Although Shoaib Choudhury’s article carries an adverse mention of the book, his real grouse is against Roy Chowdhury’s article in TIME criticising the Indian government’s handling of the COVID vaccination campaign “TIME magazine has played the vaccine card in defaming Narendra Modi…,” he wrote.

It is hard to not infer that Roy Chowdhury’s article on India’s policy flip-flop on COVID vaccination clinched the case against him for the writer of the article. (Incidentally, Shoaib Choudhury’s article did not mention John Keane, who co-authored To Kill A Democracy.)

Such an inference, coupled with media reports of OUP India finding the content of the book “provocative”, points to the worrying surmise that perhaps the book suffered because one of its authors chose to criticise the government.

Also read: Roots of Hindutva
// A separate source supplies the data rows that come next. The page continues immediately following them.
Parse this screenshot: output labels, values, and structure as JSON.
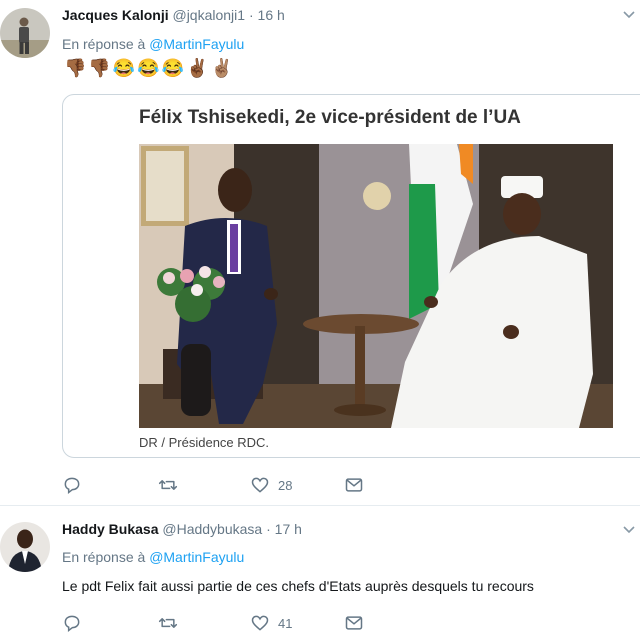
{
  "tweets": [
    {
      "author_name": "Jacques Kalonji",
      "handle": "@jqkalonji1",
      "separator": "·",
      "time": "16 h",
      "reply_prefix": "En réponse à",
      "reply_mention": "@MartinFayulu",
      "emojis": "👎🏾👎🏾😂😂😂✌🏾✌🏽",
      "card": {
        "title": "Félix Tshisekedi, 2e vice-président de l’UA",
        "credit": "DR / Présidence RDC."
      },
      "actions": {
        "reply_icon": "reply-icon",
        "retweet_icon": "retweet-icon",
        "like_icon": "heart-icon",
        "like_count": "28",
        "dm_icon": "mail-icon"
      }
    },
    {
      "author_name": "Haddy Bukasa",
      "handle": "@Haddybukasa",
      "separator": "·",
      "time": "17 h",
      "reply_prefix": "En réponse à",
      "reply_mention": "@MartinFayulu",
      "text": "Le pdt Felix fait aussi partie de ces chefs d'Etats auprès desquels tu recours",
      "actions": {
        "reply_icon": "reply-icon",
        "retweet_icon": "retweet-icon",
        "like_icon": "heart-icon",
        "like_count": "41",
        "dm_icon": "mail-icon"
      }
    }
  ],
  "colors": {
    "link": "#1da1f2",
    "secondary_text": "#657786",
    "border": "#e6ecf0"
  }
}
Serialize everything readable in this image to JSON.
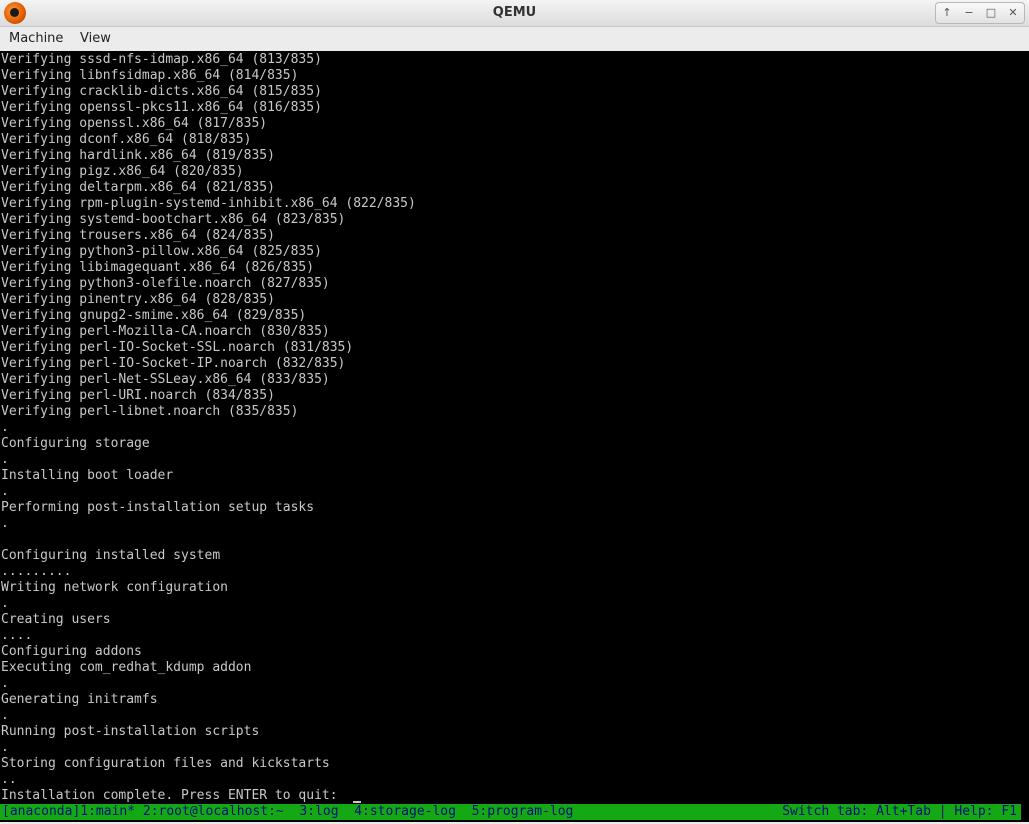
{
  "window": {
    "title": "QEMU",
    "controls": [
      "↑",
      "−",
      "□",
      "✕"
    ]
  },
  "menubar": {
    "items": [
      "Machine",
      "View"
    ]
  },
  "terminal": {
    "lines": [
      "Verifying sssd-nfs-idmap.x86_64 (813/835)",
      "Verifying libnfsidmap.x86_64 (814/835)",
      "Verifying cracklib-dicts.x86_64 (815/835)",
      "Verifying openssl-pkcs11.x86_64 (816/835)",
      "Verifying openssl.x86_64 (817/835)",
      "Verifying dconf.x86_64 (818/835)",
      "Verifying hardlink.x86_64 (819/835)",
      "Verifying pigz.x86_64 (820/835)",
      "Verifying deltarpm.x86_64 (821/835)",
      "Verifying rpm-plugin-systemd-inhibit.x86_64 (822/835)",
      "Verifying systemd-bootchart.x86_64 (823/835)",
      "Verifying trousers.x86_64 (824/835)",
      "Verifying python3-pillow.x86_64 (825/835)",
      "Verifying libimagequant.x86_64 (826/835)",
      "Verifying python3-olefile.noarch (827/835)",
      "Verifying pinentry.x86_64 (828/835)",
      "Verifying gnupg2-smime.x86_64 (829/835)",
      "Verifying perl-Mozilla-CA.noarch (830/835)",
      "Verifying perl-IO-Socket-SSL.noarch (831/835)",
      "Verifying perl-IO-Socket-IP.noarch (832/835)",
      "Verifying perl-Net-SSLeay.x86_64 (833/835)",
      "Verifying perl-URI.noarch (834/835)",
      "Verifying perl-libnet.noarch (835/835)",
      ".",
      "Configuring storage",
      ".",
      "Installing boot loader",
      ".",
      "Performing post-installation setup tasks",
      ".",
      "",
      "Configuring installed system",
      ".........",
      "Writing network configuration",
      ".",
      "Creating users",
      "....",
      "Configuring addons",
      "Executing com_redhat_kdump addon",
      ".",
      "Generating initramfs",
      ".",
      "Running post-installation scripts",
      ".",
      "Storing configuration files and kickstarts",
      "..",
      "Installation complete. Press ENTER to quit:"
    ]
  },
  "statusbar": {
    "left": "[anaconda]1:main* 2:root@localhost:~  3:log  4:storage-log  5:program-log",
    "right": "Switch tab: Alt+Tab | Help: F1"
  }
}
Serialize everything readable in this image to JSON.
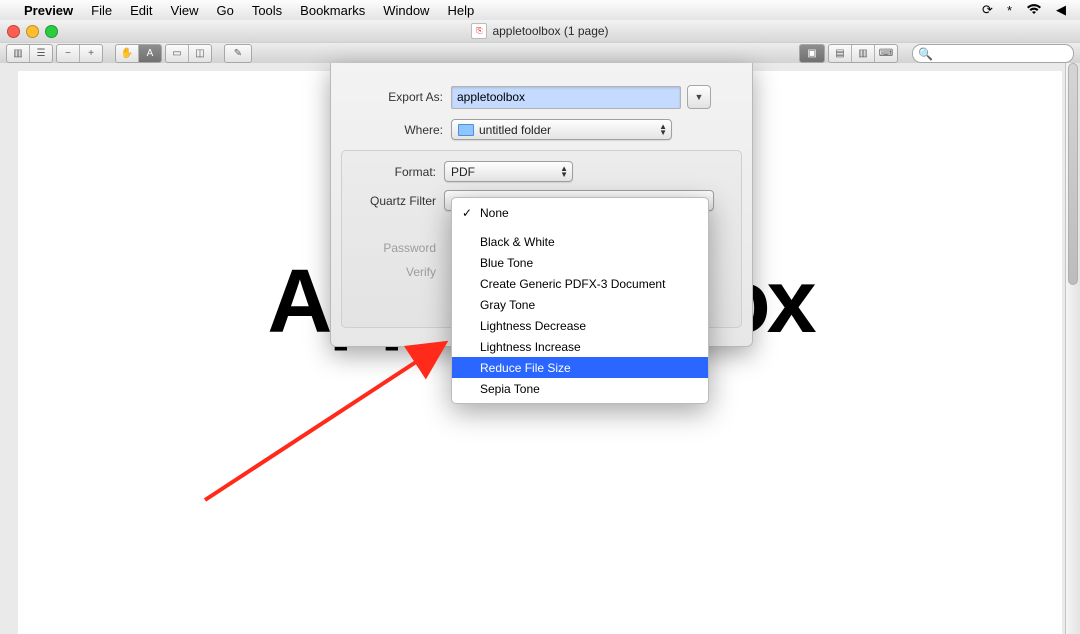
{
  "menubar": {
    "app": "Preview",
    "items": [
      "File",
      "Edit",
      "View",
      "Go",
      "Tools",
      "Bookmarks",
      "Window",
      "Help"
    ]
  },
  "window": {
    "title": "appletoolbox (1 page)"
  },
  "toolbar": {
    "search_placeholder": ""
  },
  "document": {
    "bg_text": "AppleToolbox"
  },
  "sheet": {
    "export_label": "Export As:",
    "export_value": "appletoolbox",
    "where_label": "Where:",
    "where_value": "untitled folder",
    "format_label": "Format:",
    "format_value": "PDF",
    "filter_label": "Quartz Filter",
    "password_label": "Password",
    "verify_label": "Verify"
  },
  "dropdown": {
    "selected": "None",
    "highlighted": "Reduce File Size",
    "items": [
      "None",
      "Black & White",
      "Blue Tone",
      "Create Generic PDFX-3 Document",
      "Gray Tone",
      "Lightness Decrease",
      "Lightness Increase",
      "Reduce File Size",
      "Sepia Tone"
    ]
  }
}
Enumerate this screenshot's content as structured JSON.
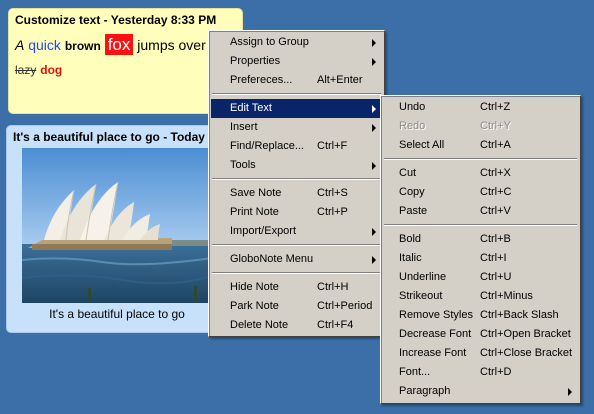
{
  "notes": {
    "customize": {
      "title": "Customize text - Yesterday 8:33 PM",
      "words": {
        "a": "A",
        "quick": "quick",
        "brown": "brown",
        "fox": "fox",
        "jumps_over": "jumps over",
        "lazy": "lazy",
        "dog": "dog"
      },
      "color": "#ffffbb"
    },
    "beautiful": {
      "title": "It's a beautiful place to go - Today 1",
      "caption": "It's a beautiful place to go",
      "color": "#c8e1fb"
    }
  },
  "main_menu": {
    "assign_to_group": "Assign to Group",
    "properties": "Properties",
    "preferences": "Prefereces...",
    "preferences_shortcut": "Alt+Enter",
    "edit_text": "Edit Text",
    "insert": "Insert",
    "find_replace": "Find/Replace...",
    "find_replace_shortcut": "Ctrl+F",
    "tools": "Tools",
    "save_note": "Save Note",
    "save_note_shortcut": "Ctrl+S",
    "print_note": "Print Note",
    "print_note_shortcut": "Ctrl+P",
    "import_export": "Import/Export",
    "globonote_menu": "GloboNote Menu",
    "hide_note": "Hide Note",
    "hide_note_shortcut": "Ctrl+H",
    "park_note": "Park Note",
    "park_note_shortcut": "Ctrl+Period",
    "delete_note": "Delete Note",
    "delete_note_shortcut": "Ctrl+F4"
  },
  "edit_text_menu": {
    "undo": "Undo",
    "undo_shortcut": "Ctrl+Z",
    "redo": "Redo",
    "redo_shortcut": "Ctrl+Y",
    "select_all": "Select All",
    "select_all_shortcut": "Ctrl+A",
    "cut": "Cut",
    "cut_shortcut": "Ctrl+X",
    "copy": "Copy",
    "copy_shortcut": "Ctrl+C",
    "paste": "Paste",
    "paste_shortcut": "Ctrl+V",
    "bold": "Bold",
    "bold_shortcut": "Ctrl+B",
    "italic": "Italic",
    "italic_shortcut": "Ctrl+I",
    "underline": "Underline",
    "underline_shortcut": "Ctrl+U",
    "strikeout": "Strikeout",
    "strikeout_shortcut": "Ctrl+Minus",
    "remove_styles": "Remove Styles",
    "remove_styles_shortcut": "Ctrl+Back Slash",
    "decrease_font": "Decrease Font",
    "decrease_font_shortcut": "Ctrl+Open Bracket",
    "increase_font": "Increase Font",
    "increase_font_shortcut": "Ctrl+Close Bracket",
    "font": "Font...",
    "font_shortcut": "Ctrl+D",
    "paragraph": "Paragraph"
  },
  "colors": {
    "desktop": "#3c6ea8",
    "menu_bg": "#d4d0c8",
    "menu_highlight": "#0a246a"
  }
}
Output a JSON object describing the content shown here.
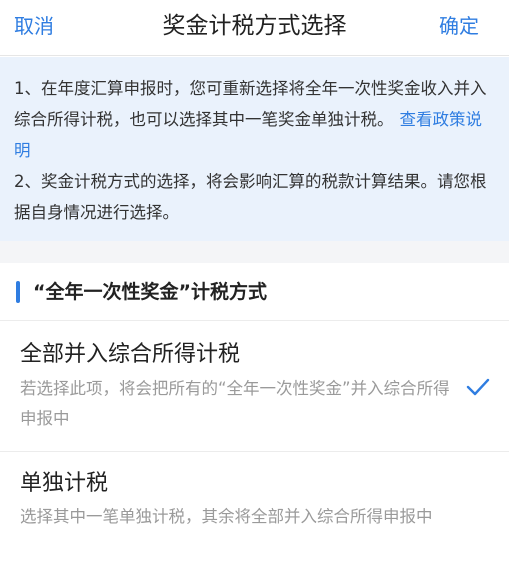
{
  "navbar": {
    "cancel_label": "取消",
    "title": "奖金计税方式选择",
    "confirm_label": "确定"
  },
  "notice": {
    "line1": "1、在年度汇算申报时，您可重新选择将全年一次性奖金收入并入综合所得计税，也可以选择其中一笔奖金单独计税。",
    "policy_link": "查看政策说明",
    "line2": "2、奖金计税方式的选择，将会影响汇算的税款计算结果。请您根据自身情况进行选择。"
  },
  "section": {
    "title": "“全年一次性奖金”计税方式"
  },
  "options": [
    {
      "title": "全部并入综合所得计税",
      "description": "若选择此项，将会把所有的“全年一次性奖金”并入综合所得申报中",
      "selected": true
    },
    {
      "title": "单独计税",
      "description": "选择其中一笔单独计税，其余将全部并入综合所得申报中",
      "selected": false
    }
  ],
  "colors": {
    "accent": "#2f7de1",
    "notice_background": "#eaf2fc"
  },
  "icons": {
    "selected": "check-icon"
  }
}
Books and publications in India have often been politically explosive with specific groups taking offence with specific contentions made by their authors. There was, for instance, the case of James Laine, whose book Shivaji: Hindu King in Islamic India, angered certain sections who took offence at Laine’s citing of jokes about Shivaji’s parentage. OUP India eventually withdrew the book in November 2003.

The peculiar thing about the case of the book by Roy Chowdhury and Keane is that apart from the comments made by the author of the Organiser article, no group raised any objection to anything specific in the book. And yet OUP India decided not to publish it. If this is a case of self-censorship by OUP, it does not bode well for free speech.

(The writers, however, emphasise the support and encouragement they received from OUP headquarters in Oxford.)

Frontline contacted Pan Macmillan India for its comment on the matter. Teesta Guha Sarkar, who heads Pan Macmillan India’s editorial, said: “Speaking for Pan Macmillan India, I can say that we are all conscious of the risks associated with publishing books that contain opinions and points of view that may invite undue criticism, even harassment…. All in all, there is no denying that publishing is not a carefree business, but it is also worth remembering that we are in this business because we believe self-expression to be valuable in a democratic society and it is thus important to uphold our right to it.”

This article is closed for comments.
Please Email the Editor